The Finnish start-up Solar Foods turns CO2 into food – or more precisely, protein from carbon dioxide. So far, however, the meat alternative has only been authorised in Singapore – which is set to change soon.

Pasi Vainikka, founder of the greentech start-up Solar Foods, extracts CO2 from the atmosphere and uses it to produce protein powder, which is then used to make foods such as ice cream, bread, spaghetti and tofu.
Vainikka is therefore taking a rather unusual approach to its meat alternatives. Other food tech start-ups take a plant-based approach, usually cultivating mushrooms. At Solar Foods, on the other hand, it is the CO2 that makes the bacteria grow in a bioreactor.


The greenhouse gas is filtered out of the air and fed into a tank in which bacteria multiply with nitrogen and hydrogen. “We constantly feed the bacteria slowly with the gases,” says Vainikka.
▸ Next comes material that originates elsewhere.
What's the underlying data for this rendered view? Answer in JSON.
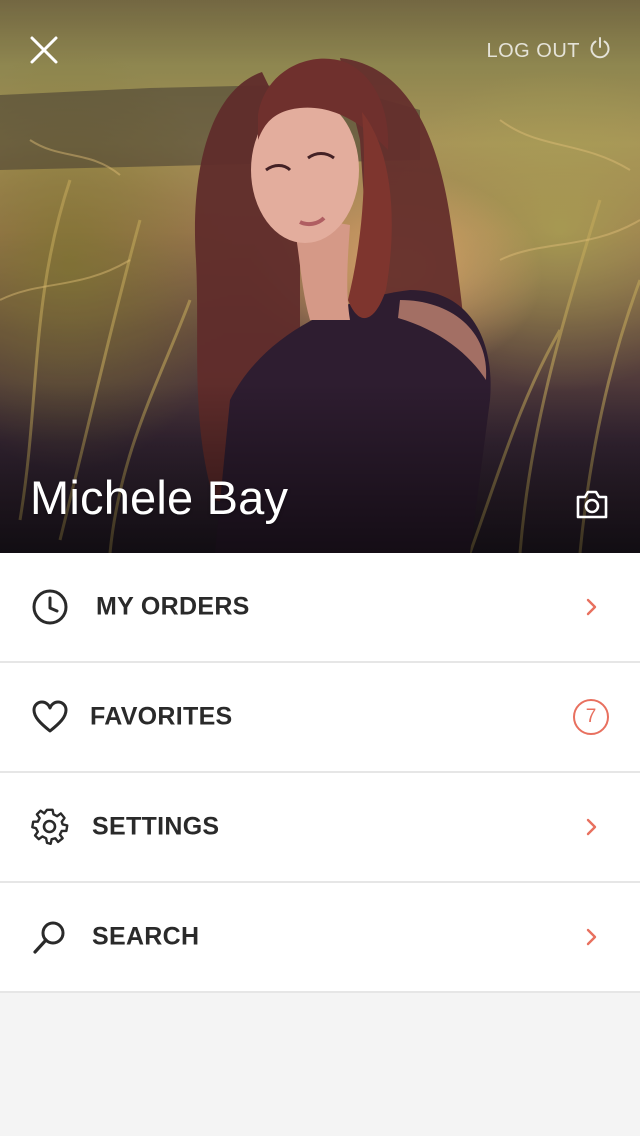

The microorganisms are then fermented with phosphorus and calcium.